** SUPPLIED MATERIAL follows **
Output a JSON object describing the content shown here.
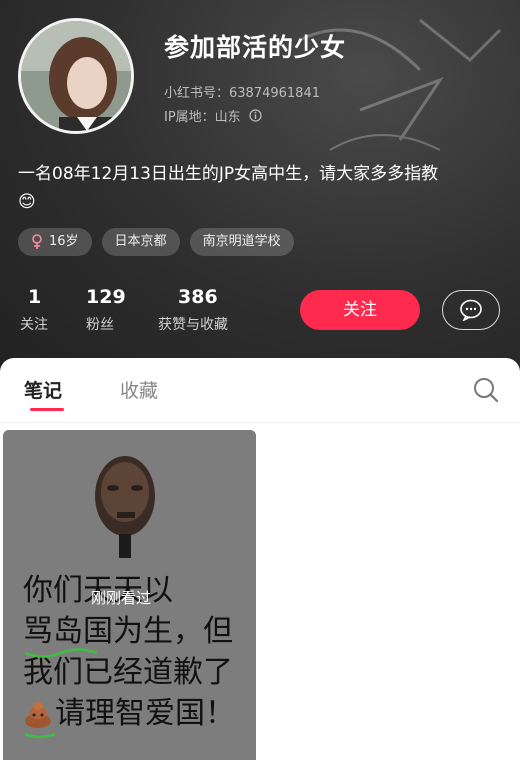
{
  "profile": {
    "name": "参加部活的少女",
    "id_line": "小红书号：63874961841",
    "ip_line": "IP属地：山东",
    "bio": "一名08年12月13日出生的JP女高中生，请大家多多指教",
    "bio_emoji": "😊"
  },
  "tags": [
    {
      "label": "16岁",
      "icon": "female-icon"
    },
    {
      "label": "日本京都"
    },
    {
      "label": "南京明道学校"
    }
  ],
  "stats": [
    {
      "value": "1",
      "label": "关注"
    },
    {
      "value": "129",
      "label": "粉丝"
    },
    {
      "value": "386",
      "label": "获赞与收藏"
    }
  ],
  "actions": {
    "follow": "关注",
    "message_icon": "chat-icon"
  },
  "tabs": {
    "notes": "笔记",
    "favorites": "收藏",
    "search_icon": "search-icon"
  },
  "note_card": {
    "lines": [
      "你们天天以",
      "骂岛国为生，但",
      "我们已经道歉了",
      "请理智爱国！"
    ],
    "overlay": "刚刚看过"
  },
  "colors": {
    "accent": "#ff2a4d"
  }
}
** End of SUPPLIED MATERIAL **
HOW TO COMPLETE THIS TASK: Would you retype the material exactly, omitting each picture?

ANSWER FOR THE TASK:
Output a JSON object describing the content shown here.
{
  "profile": {
    "name": "参加部活的少女",
    "id_line": "小红书号：63874961841",
    "ip_line": "IP属地：山东",
    "bio": "一名08年12月13日出生的JP女高中生，请大家多多指教",
    "bio_emoji": "😊"
  },
  "tags": [
    {
      "label": "16岁",
      "icon": "female-icon"
    },
    {
      "label": "日本京都"
    },
    {
      "label": "南京明道学校"
    }
  ],
  "stats": [
    {
      "value": "1",
      "label": "关注"
    },
    {
      "value": "129",
      "label": "粉丝"
    },
    {
      "value": "386",
      "label": "获赞与收藏"
    }
  ],
  "actions": {
    "follow": "关注",
    "message_icon": "chat-icon"
  },
  "tabs": {
    "notes": "笔记",
    "favorites": "收藏",
    "search_icon": "search-icon"
  },
  "note_card": {
    "lines": [
      "你们天天以",
      "骂岛国为生，但",
      "我们已经道歉了",
      "请理智爱国！"
    ],
    "overlay": "刚刚看过"
  },
  "colors": {
    "accent": "#ff2a4d"
  }
}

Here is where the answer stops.